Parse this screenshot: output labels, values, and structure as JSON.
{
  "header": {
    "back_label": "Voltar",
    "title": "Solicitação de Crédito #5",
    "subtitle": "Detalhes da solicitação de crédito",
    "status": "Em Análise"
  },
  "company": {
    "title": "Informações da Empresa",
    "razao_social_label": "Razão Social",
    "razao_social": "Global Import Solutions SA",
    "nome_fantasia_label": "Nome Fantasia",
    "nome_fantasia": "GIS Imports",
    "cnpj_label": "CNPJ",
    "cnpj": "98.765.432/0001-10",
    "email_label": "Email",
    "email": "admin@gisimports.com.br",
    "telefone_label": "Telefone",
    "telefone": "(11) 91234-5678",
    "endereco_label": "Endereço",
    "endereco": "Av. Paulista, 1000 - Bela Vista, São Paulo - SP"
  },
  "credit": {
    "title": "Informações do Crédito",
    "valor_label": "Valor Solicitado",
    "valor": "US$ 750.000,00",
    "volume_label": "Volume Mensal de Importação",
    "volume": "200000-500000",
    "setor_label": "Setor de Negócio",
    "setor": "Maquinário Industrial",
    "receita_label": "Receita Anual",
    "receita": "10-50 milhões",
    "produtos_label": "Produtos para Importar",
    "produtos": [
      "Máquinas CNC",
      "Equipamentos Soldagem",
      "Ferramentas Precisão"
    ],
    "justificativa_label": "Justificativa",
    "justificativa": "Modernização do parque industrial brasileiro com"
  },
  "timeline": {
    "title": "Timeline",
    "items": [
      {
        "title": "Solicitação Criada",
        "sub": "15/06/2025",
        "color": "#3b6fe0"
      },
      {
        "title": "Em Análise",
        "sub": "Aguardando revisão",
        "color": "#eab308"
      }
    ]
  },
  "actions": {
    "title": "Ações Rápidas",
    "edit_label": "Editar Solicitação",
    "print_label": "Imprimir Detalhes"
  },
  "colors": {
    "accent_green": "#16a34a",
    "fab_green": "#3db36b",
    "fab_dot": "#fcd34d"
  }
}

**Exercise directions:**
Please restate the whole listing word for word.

**Exercise response:**
Parse this screenshot: output labels, values, and structure as JSON.
{
  "header": {
    "back_label": "Voltar",
    "title": "Solicitação de Crédito #5",
    "subtitle": "Detalhes da solicitação de crédito",
    "status": "Em Análise"
  },
  "company": {
    "title": "Informações da Empresa",
    "razao_social_label": "Razão Social",
    "razao_social": "Global Import Solutions SA",
    "nome_fantasia_label": "Nome Fantasia",
    "nome_fantasia": "GIS Imports",
    "cnpj_label": "CNPJ",
    "cnpj": "98.765.432/0001-10",
    "email_label": "Email",
    "email": "admin@gisimports.com.br",
    "telefone_label": "Telefone",
    "telefone": "(11) 91234-5678",
    "endereco_label": "Endereço",
    "endereco": "Av. Paulista, 1000 - Bela Vista, São Paulo - SP"
  },
  "credit": {
    "title": "Informações do Crédito",
    "valor_label": "Valor Solicitado",
    "valor": "US$ 750.000,00",
    "volume_label": "Volume Mensal de Importação",
    "volume": "200000-500000",
    "setor_label": "Setor de Negócio",
    "setor": "Maquinário Industrial",
    "receita_label": "Receita Anual",
    "receita": "10-50 milhões",
    "produtos_label": "Produtos para Importar",
    "produtos": [
      "Máquinas CNC",
      "Equipamentos Soldagem",
      "Ferramentas Precisão"
    ],
    "justificativa_label": "Justificativa",
    "justificativa": "Modernização do parque industrial brasileiro com"
  },
  "timeline": {
    "title": "Timeline",
    "items": [
      {
        "title": "Solicitação Criada",
        "sub": "15/06/2025",
        "color": "#3b6fe0"
      },
      {
        "title": "Em Análise",
        "sub": "Aguardando revisão",
        "color": "#eab308"
      }
    ]
  },
  "actions": {
    "title": "Ações Rápidas",
    "edit_label": "Editar Solicitação",
    "print_label": "Imprimir Detalhes"
  },
  "colors": {
    "accent_green": "#16a34a",
    "fab_green": "#3db36b",
    "fab_dot": "#fcd34d"
  }
}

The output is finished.